▶ [The problem]:
Across the material below, how many lines contain the word "MINT"? Give only the number.

▶ [Material shown]:
= = = = =
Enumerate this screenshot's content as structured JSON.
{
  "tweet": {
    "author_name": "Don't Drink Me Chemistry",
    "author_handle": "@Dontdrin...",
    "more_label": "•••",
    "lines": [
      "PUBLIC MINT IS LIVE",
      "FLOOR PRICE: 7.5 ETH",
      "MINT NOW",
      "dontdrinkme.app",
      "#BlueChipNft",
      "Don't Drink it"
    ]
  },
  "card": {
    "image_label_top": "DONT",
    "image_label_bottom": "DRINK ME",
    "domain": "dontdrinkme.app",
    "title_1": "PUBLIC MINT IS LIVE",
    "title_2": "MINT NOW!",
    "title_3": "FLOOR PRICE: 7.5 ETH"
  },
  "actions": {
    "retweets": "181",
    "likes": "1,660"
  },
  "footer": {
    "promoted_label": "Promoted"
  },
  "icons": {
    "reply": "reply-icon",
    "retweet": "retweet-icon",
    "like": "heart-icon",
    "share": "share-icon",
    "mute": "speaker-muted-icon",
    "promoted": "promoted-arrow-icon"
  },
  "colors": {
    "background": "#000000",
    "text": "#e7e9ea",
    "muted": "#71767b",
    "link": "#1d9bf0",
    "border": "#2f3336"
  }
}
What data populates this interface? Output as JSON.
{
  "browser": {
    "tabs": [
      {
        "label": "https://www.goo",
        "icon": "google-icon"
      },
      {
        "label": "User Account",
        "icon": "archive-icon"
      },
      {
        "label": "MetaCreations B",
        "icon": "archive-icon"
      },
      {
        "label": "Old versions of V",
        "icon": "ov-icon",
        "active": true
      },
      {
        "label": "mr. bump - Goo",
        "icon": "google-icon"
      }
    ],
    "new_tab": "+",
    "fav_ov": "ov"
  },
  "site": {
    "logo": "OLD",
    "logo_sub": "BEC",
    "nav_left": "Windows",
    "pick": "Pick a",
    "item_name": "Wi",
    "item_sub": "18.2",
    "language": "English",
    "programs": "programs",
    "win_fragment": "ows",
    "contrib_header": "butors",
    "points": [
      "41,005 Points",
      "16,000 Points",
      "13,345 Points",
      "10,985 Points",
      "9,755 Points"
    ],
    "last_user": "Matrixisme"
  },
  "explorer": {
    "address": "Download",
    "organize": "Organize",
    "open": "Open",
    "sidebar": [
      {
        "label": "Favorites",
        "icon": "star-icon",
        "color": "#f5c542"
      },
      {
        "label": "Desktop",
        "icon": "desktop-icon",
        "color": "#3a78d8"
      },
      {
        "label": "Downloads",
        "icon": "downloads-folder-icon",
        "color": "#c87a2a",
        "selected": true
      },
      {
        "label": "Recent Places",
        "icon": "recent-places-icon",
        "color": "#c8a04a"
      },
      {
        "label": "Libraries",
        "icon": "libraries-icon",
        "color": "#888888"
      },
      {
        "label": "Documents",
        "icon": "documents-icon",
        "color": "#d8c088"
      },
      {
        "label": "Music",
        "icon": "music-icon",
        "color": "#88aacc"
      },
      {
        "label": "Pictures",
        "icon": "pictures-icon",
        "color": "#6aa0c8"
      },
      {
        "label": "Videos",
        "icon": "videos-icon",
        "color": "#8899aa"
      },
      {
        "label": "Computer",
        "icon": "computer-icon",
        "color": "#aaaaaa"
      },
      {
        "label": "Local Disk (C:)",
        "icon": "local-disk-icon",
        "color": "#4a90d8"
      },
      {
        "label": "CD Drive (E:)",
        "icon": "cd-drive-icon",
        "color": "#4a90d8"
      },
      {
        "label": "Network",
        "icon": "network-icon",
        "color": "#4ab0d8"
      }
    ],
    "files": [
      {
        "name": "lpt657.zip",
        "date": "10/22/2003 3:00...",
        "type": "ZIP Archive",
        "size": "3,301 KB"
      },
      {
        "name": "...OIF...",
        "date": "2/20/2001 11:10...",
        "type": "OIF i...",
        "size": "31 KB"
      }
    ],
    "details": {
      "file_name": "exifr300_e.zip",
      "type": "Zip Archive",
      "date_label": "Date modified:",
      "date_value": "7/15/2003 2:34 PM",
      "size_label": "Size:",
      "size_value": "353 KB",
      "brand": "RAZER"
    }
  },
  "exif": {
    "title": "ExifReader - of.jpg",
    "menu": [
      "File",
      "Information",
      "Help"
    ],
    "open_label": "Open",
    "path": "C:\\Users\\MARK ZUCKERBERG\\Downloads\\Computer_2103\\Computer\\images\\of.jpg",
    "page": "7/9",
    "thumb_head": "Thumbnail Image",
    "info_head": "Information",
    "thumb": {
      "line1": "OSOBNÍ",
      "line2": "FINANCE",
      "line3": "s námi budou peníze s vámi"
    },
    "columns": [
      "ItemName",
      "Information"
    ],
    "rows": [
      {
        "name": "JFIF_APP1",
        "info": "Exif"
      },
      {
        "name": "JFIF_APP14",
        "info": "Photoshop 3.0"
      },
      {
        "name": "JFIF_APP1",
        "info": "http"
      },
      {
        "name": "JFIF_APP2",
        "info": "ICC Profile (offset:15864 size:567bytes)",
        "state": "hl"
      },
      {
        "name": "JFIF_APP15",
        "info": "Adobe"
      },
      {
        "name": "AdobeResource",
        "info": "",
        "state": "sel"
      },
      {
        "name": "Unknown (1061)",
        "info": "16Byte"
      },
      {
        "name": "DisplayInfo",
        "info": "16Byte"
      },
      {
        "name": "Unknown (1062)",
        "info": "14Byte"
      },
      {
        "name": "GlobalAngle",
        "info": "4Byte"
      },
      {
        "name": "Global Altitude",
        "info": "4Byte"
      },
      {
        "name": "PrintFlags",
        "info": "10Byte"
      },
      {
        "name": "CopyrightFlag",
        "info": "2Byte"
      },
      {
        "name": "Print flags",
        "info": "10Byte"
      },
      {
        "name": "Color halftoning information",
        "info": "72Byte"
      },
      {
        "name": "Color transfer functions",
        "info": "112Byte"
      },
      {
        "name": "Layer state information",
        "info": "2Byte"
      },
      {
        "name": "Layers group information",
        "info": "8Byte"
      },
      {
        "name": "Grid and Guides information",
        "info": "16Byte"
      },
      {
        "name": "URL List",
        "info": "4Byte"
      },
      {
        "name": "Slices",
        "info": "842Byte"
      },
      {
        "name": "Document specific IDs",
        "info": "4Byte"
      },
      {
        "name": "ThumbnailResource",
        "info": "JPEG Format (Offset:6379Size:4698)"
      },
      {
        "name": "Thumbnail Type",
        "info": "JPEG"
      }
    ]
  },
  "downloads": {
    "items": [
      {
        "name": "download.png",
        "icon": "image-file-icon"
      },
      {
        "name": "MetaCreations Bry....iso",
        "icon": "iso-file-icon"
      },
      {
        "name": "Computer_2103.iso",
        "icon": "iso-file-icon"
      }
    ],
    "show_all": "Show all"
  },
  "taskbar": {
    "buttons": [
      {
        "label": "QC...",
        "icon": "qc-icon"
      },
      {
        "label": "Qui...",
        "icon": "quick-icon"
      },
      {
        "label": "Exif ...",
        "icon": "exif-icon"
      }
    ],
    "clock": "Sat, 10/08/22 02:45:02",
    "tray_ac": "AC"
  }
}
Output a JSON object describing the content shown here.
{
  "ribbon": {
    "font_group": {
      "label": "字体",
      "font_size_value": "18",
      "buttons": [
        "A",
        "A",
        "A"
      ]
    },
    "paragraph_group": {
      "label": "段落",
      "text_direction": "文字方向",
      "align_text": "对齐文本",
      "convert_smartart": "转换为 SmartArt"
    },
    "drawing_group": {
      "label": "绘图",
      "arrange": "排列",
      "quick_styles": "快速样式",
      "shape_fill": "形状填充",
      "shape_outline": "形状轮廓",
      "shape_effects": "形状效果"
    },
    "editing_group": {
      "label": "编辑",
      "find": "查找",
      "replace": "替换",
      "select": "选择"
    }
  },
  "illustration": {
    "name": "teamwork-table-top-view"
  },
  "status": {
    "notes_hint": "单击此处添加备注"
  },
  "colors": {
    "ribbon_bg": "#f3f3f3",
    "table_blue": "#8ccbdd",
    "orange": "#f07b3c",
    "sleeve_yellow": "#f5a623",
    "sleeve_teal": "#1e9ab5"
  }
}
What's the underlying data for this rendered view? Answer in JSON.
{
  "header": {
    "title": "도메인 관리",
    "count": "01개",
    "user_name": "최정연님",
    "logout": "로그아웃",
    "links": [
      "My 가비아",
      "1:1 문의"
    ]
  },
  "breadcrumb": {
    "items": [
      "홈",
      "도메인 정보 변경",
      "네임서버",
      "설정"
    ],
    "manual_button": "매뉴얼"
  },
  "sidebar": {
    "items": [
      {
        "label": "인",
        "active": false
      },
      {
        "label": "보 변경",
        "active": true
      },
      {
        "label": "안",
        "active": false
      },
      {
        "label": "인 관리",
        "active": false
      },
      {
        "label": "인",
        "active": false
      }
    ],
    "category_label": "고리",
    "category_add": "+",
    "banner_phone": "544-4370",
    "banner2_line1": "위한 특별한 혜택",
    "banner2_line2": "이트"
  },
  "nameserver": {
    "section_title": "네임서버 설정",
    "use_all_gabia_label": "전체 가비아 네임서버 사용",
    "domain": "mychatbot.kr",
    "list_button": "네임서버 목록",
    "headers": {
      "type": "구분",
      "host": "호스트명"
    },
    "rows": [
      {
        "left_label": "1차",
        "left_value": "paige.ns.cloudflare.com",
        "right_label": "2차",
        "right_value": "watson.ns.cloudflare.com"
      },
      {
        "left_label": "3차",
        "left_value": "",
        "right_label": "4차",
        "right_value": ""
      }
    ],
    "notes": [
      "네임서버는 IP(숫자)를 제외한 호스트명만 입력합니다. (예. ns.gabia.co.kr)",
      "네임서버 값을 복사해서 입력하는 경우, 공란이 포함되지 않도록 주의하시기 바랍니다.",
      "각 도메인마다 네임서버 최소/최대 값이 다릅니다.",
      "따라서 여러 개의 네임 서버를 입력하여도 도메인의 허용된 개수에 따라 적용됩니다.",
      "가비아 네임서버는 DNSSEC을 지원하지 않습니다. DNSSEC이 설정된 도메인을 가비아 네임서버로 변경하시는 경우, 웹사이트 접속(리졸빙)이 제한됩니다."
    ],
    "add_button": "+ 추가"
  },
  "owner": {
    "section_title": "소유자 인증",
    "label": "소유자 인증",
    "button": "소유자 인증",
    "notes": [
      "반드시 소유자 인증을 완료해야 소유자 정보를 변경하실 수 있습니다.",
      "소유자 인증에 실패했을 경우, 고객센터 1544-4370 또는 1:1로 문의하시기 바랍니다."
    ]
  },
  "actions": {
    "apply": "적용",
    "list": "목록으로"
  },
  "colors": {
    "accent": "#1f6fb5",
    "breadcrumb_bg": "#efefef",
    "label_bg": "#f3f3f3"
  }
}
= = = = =
▶ [Answer for the task]:
4